Tell me about yourself.
How often is this question asked to new college graduates entering the work force? A lot. Instead of freezing up in front of a potential employer, start creating your own personal brand now. Your online presence has the ability to speak for you, and employers are going to Google you before calling you in for an interview. (The Daily Muse, 2009)
Many companies use Facebook, LinkedIn, Twitter, and personal blogs to screen potential employees. So monitoring what you post on these sites does have an impact on your future career. According to CareerBuilder’s latest social media recruitment survey of more than 2,000 hiring managers and HR professionals and more than 3,000 full-time U.S. workers, 60 percent of employers revealed that they use social networking sites to research job candidates. (McDonnell, 2016) 60% That means there’s a greater chance that your future employer is going to do some snooping.
That doesn’t mean go and delete all of your social media sites, or set them to private. This will do more harm than good. More than two in five employers (41 percent) say they are less likely to interview job candidates if they are unable to find information about that person online — a 6 percent increase since last year. (Grass, 2016)
Here’s how to start creating and fine tuning your personal brand now:
1. Create a Personal Brand Statement
This isn’t a bio or elevator pitch. Your statement is 1-2 sentences answering what you are the best at, who your audience is professionally, and how you do it uniquely. It sums up your unique promise of value. Every description of yourself from now on will stem from your personal brand statement.
A personal brand statement it catchy, quick, and memorable. Search up some professional twitter bios; they’re under 160 characters, give a snapshot into who the person is, what they do, and insight into how they do this.
2. Determine What Your Personal Brand Stand For?
Sit down and think long and hard about what it is your personal brand is going to convey and how are you going to sell it. Think about the way you present yourself in your photos–what are you wearing, is this a photo you would proudly show an employer?
It’s important to think long and hard about your personal brand, all the way down to the small details. What are your goals, what skills do you have to offer, what is your work ethic like, how do people benefit by working with you? These are all important questions to think about when creating your personal brand.

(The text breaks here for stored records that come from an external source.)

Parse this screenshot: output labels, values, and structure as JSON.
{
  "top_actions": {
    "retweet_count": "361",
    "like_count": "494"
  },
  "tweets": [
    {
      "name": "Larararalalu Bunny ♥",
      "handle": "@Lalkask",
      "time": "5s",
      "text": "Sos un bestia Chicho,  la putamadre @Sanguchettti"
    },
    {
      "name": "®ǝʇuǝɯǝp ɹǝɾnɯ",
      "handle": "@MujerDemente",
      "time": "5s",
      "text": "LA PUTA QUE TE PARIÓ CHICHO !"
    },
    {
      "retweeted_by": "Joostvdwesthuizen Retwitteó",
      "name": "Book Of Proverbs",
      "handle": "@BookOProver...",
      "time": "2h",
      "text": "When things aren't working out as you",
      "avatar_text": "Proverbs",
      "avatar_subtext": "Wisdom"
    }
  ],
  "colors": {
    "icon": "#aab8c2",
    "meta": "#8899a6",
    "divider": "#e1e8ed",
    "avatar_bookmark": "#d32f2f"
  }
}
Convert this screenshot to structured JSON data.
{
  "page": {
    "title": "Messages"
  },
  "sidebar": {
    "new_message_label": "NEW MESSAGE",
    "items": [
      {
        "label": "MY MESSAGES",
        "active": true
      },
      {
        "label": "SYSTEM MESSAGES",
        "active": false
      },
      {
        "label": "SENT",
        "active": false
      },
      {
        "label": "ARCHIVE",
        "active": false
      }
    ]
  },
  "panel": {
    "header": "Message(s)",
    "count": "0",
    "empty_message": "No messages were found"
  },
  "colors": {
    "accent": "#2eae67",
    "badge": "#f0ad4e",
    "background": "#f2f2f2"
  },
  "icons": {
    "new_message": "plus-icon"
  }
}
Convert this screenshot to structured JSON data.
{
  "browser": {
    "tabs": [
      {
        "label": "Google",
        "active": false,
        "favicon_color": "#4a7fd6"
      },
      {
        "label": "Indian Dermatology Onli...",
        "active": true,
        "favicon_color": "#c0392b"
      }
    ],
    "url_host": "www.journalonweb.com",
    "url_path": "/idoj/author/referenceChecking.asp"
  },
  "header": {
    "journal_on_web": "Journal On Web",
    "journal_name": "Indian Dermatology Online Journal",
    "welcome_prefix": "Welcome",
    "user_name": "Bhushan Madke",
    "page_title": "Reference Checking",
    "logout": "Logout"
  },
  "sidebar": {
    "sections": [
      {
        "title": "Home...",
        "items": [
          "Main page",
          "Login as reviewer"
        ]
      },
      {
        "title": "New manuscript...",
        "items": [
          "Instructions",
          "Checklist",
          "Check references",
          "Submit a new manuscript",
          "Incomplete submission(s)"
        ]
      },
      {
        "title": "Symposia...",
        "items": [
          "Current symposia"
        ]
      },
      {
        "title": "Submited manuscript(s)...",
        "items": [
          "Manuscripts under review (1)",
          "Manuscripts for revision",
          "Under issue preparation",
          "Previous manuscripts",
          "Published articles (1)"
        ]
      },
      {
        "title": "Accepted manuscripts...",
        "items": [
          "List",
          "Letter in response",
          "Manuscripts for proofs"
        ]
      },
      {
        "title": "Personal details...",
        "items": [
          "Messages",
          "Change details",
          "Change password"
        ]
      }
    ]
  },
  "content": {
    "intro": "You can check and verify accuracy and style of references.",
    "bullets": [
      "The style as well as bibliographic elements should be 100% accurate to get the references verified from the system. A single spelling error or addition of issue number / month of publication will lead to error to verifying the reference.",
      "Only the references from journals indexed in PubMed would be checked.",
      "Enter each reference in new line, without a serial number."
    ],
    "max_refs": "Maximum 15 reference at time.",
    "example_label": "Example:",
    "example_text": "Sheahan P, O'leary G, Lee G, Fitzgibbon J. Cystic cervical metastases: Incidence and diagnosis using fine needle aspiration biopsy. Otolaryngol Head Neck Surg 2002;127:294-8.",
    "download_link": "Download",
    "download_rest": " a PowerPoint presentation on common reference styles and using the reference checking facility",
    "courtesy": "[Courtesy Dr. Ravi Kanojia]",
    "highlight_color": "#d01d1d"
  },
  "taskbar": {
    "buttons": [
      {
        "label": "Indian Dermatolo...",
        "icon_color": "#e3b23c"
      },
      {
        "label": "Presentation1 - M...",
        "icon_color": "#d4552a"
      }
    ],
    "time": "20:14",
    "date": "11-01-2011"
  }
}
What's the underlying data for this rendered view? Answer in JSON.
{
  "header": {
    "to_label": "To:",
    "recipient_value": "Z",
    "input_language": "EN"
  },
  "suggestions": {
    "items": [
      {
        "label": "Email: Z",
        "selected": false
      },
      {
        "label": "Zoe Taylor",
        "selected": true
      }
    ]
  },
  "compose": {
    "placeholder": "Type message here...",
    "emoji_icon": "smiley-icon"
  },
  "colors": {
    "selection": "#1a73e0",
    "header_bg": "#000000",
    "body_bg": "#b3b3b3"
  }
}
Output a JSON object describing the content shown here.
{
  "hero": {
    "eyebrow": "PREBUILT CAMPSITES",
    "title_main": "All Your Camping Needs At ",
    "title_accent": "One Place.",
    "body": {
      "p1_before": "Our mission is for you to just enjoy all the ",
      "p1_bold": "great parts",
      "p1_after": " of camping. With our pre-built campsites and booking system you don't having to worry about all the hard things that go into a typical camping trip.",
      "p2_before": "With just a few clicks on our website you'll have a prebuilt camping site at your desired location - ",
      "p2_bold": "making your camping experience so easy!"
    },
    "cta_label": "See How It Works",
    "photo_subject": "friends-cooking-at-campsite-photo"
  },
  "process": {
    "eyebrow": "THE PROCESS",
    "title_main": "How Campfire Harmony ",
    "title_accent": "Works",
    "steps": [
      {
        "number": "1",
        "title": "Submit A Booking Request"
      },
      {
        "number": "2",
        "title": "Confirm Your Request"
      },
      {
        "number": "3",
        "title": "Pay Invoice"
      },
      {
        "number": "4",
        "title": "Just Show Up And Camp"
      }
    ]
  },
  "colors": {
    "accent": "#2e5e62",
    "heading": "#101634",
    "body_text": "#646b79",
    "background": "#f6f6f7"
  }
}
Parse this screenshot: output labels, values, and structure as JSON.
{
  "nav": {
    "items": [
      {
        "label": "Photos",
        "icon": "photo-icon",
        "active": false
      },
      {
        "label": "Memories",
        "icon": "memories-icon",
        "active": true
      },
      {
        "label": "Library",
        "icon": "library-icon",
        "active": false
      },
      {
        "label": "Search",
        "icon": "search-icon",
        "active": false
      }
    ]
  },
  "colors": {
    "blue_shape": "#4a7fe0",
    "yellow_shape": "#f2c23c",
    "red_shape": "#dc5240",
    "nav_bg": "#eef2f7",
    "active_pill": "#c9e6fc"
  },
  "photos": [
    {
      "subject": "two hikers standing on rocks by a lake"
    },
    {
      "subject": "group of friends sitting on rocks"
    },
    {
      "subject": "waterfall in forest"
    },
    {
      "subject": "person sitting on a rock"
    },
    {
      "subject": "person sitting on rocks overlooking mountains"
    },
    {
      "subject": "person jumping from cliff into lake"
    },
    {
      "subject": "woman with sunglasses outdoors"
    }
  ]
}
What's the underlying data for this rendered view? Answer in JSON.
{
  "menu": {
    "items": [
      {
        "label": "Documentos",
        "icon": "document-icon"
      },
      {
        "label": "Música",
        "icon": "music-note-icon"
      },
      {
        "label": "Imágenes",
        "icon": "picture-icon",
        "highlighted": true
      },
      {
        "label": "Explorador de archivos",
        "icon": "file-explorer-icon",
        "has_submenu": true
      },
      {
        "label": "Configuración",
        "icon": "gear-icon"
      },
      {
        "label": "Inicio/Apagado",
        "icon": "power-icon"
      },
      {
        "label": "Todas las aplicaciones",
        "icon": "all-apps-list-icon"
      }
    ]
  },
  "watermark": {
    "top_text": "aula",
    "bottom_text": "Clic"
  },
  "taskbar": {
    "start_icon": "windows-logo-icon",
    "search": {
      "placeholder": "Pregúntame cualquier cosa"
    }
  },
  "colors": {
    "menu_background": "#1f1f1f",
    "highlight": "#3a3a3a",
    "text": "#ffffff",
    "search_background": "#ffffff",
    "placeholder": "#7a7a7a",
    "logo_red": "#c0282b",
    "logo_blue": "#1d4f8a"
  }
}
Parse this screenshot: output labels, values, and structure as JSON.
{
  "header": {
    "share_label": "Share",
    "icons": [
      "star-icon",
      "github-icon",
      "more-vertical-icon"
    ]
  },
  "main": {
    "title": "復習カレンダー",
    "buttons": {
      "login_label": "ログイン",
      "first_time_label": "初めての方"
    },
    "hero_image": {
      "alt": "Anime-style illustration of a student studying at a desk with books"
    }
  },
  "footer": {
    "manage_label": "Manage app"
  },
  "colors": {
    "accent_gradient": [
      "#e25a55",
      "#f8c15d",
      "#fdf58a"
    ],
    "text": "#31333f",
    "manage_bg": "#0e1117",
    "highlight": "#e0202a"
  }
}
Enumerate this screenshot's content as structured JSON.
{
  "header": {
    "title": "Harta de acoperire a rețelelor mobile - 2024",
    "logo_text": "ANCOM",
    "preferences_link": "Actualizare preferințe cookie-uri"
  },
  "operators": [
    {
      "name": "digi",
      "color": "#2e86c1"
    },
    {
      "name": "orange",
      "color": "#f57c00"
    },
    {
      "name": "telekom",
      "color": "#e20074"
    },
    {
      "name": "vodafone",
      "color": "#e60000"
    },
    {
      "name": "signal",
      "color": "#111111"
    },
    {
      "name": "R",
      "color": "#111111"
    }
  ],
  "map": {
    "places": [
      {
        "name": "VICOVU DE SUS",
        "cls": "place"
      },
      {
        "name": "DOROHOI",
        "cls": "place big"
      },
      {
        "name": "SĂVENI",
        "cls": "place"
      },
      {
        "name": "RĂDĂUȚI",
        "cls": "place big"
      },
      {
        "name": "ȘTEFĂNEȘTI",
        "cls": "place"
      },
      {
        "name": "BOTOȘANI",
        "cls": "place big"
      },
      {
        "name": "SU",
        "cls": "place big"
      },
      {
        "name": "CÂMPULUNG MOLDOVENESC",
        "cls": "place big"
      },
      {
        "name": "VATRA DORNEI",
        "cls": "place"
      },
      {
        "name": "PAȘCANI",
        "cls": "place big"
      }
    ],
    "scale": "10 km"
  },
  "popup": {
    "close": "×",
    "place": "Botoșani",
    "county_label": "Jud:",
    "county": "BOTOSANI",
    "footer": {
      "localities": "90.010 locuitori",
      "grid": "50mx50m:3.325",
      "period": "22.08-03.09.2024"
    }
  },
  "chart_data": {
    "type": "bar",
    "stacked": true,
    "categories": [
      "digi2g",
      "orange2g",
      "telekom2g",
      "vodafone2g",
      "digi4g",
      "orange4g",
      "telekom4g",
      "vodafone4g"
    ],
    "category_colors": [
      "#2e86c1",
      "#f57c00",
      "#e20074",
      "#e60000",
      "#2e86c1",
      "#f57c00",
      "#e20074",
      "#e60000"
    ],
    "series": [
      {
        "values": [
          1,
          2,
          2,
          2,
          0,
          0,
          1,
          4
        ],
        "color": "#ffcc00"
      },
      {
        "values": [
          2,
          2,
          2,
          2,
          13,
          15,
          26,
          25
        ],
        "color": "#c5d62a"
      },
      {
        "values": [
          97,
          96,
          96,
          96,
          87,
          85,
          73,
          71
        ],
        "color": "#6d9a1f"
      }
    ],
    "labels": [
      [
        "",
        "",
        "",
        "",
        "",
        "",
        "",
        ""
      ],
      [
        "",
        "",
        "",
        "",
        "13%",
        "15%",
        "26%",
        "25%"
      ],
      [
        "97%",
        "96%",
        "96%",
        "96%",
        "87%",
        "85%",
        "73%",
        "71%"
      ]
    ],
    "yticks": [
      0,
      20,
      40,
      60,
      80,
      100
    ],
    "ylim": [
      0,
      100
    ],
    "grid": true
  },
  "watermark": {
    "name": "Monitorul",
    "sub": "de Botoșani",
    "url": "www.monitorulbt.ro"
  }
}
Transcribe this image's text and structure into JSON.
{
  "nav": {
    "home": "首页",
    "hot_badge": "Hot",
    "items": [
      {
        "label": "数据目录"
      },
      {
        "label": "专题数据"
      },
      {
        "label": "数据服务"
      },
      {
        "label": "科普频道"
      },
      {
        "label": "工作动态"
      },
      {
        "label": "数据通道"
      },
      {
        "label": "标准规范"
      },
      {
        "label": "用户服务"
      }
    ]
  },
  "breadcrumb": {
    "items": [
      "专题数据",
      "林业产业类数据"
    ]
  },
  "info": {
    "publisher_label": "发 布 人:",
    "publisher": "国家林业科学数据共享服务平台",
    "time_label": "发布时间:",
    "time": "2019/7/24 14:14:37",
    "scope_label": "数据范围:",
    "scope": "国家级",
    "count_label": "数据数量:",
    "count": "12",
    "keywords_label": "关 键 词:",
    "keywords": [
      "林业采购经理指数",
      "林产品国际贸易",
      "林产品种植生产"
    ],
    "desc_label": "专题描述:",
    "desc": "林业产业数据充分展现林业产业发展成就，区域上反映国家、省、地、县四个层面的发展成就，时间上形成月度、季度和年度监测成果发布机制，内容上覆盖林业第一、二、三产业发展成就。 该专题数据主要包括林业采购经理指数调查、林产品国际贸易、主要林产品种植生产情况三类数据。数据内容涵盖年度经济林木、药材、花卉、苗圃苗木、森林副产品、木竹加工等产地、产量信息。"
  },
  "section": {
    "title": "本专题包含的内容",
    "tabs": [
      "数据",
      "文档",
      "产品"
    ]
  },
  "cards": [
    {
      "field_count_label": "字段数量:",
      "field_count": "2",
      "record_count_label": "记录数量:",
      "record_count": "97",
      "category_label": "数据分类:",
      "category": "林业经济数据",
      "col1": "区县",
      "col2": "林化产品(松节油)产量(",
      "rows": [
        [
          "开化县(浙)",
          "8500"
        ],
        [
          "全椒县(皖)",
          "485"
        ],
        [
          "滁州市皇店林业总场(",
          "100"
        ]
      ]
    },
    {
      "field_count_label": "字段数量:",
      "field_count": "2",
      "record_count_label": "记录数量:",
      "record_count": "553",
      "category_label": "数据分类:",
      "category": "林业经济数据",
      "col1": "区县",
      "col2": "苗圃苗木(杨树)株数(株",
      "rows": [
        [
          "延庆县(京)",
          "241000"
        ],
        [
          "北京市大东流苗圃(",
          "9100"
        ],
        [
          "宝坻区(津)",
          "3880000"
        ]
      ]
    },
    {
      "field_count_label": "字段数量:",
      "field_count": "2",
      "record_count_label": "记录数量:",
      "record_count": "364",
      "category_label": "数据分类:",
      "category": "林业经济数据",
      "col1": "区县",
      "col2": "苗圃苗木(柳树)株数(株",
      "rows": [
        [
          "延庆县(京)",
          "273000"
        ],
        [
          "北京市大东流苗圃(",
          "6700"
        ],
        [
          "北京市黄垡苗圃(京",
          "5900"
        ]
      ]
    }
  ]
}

3. Identify Your Target Audience
One of the most crucial parts to creating your own personal brand is to understand your target audience. Who is it that will be seeing your social media accounts? What message are you trying to get across to those who will be seeing your sites?
Once you understand your target audience, you can tailor your posts to appeal to that group of people.
4. Sensor Your Social Media
Once you’ve identified your personal brand statement, what your personal brand stands for, and who your target audience is then it’s time to do some cleaning. There are many great tools out there to help you manage and maximize your social media presence. A lot of these have free tools to help flag potentially harmful posts on all of your social media sites, but to really clean house, you’ll have to spend some cash.
Instead, you can DIY. While you might think you’re documenting all of the exciting times you had throughout college, or that weekend at Coachella, these can potentially be damaging to your image. Images and posts about college parties, alcohol, drugs, scandalous outfits, or anything questionable should be wiped from your social media. Making them private won’t help either as many companies have ways around these privacy settings.
Moral of the Story
The world is watching you. By taking control of your personal brand and online presence, you’ll be setting yourself up for career success. Investing in yourself is one of the most beneficial move you can make at this point in your life.